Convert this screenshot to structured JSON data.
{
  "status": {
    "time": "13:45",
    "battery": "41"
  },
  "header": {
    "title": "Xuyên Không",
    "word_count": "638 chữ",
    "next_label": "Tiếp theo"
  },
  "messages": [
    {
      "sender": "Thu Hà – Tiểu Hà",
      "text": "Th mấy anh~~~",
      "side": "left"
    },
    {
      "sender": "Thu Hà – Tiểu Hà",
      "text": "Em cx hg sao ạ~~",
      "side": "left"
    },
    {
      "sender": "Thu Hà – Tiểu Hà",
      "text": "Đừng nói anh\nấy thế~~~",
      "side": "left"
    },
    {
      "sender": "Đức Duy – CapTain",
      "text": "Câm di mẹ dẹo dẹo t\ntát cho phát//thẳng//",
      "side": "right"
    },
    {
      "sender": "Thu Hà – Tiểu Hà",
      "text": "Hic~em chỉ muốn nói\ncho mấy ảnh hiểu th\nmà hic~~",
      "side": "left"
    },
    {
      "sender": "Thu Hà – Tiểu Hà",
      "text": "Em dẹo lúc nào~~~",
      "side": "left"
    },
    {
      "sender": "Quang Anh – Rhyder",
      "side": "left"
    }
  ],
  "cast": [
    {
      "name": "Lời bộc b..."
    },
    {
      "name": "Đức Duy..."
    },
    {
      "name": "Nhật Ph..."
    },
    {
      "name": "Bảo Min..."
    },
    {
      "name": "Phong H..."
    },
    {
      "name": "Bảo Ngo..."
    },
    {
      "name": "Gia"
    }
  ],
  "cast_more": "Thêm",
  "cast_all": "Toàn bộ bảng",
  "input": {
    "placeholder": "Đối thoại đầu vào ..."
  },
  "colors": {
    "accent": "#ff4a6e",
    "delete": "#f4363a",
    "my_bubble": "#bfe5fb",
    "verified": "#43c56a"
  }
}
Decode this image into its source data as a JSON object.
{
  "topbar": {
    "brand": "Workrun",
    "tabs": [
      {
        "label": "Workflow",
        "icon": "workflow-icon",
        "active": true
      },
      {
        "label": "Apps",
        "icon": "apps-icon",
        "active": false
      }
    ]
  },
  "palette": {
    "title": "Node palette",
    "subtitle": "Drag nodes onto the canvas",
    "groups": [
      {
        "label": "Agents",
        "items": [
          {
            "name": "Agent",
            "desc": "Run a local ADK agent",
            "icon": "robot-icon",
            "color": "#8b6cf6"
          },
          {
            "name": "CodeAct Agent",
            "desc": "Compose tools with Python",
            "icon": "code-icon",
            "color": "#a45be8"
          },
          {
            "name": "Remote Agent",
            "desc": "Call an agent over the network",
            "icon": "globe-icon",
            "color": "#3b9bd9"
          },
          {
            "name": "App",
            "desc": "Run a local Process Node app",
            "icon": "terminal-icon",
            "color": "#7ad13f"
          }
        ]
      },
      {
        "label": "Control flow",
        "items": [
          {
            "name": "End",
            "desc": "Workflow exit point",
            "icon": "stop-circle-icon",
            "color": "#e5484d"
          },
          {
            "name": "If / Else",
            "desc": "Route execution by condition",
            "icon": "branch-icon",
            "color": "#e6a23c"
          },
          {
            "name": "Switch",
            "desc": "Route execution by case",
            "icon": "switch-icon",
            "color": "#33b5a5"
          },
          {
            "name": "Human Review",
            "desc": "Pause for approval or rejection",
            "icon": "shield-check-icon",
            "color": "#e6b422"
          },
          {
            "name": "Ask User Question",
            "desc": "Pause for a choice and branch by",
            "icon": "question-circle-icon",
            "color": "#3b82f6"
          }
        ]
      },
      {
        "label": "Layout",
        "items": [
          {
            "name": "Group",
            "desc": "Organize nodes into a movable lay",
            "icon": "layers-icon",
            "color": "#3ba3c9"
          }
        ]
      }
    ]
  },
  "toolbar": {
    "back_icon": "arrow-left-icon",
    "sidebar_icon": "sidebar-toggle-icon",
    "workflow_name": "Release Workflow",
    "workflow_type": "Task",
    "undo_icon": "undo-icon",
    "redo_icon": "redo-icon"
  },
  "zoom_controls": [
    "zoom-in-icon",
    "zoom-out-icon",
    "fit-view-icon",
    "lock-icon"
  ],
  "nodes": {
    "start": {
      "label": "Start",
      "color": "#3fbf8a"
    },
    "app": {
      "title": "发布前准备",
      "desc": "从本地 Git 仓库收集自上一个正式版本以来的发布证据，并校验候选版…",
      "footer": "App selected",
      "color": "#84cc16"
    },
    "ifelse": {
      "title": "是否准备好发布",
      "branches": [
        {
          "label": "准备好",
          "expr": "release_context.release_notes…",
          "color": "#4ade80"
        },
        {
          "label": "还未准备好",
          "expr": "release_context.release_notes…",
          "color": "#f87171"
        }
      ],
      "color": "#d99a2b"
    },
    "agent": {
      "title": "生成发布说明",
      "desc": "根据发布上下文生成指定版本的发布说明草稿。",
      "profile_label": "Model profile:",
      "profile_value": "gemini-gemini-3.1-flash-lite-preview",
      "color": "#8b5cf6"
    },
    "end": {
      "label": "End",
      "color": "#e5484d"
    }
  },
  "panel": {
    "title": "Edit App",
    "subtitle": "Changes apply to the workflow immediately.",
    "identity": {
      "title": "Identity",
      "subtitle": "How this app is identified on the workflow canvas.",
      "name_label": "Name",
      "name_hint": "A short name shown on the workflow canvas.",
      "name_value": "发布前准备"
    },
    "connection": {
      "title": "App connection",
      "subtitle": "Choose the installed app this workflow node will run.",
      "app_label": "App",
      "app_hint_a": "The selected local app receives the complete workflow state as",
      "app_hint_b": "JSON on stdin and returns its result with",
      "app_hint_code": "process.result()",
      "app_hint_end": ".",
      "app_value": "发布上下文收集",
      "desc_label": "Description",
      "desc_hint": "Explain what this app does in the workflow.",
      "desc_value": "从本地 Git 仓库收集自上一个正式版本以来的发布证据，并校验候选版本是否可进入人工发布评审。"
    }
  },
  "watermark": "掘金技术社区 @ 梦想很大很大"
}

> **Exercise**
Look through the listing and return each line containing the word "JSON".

> **Task result**
Convert this screenshot to structured JSON data.
Decode this image into its source data as a JSON object.
      "app_hint_b": "JSON on stdin and returns its result with",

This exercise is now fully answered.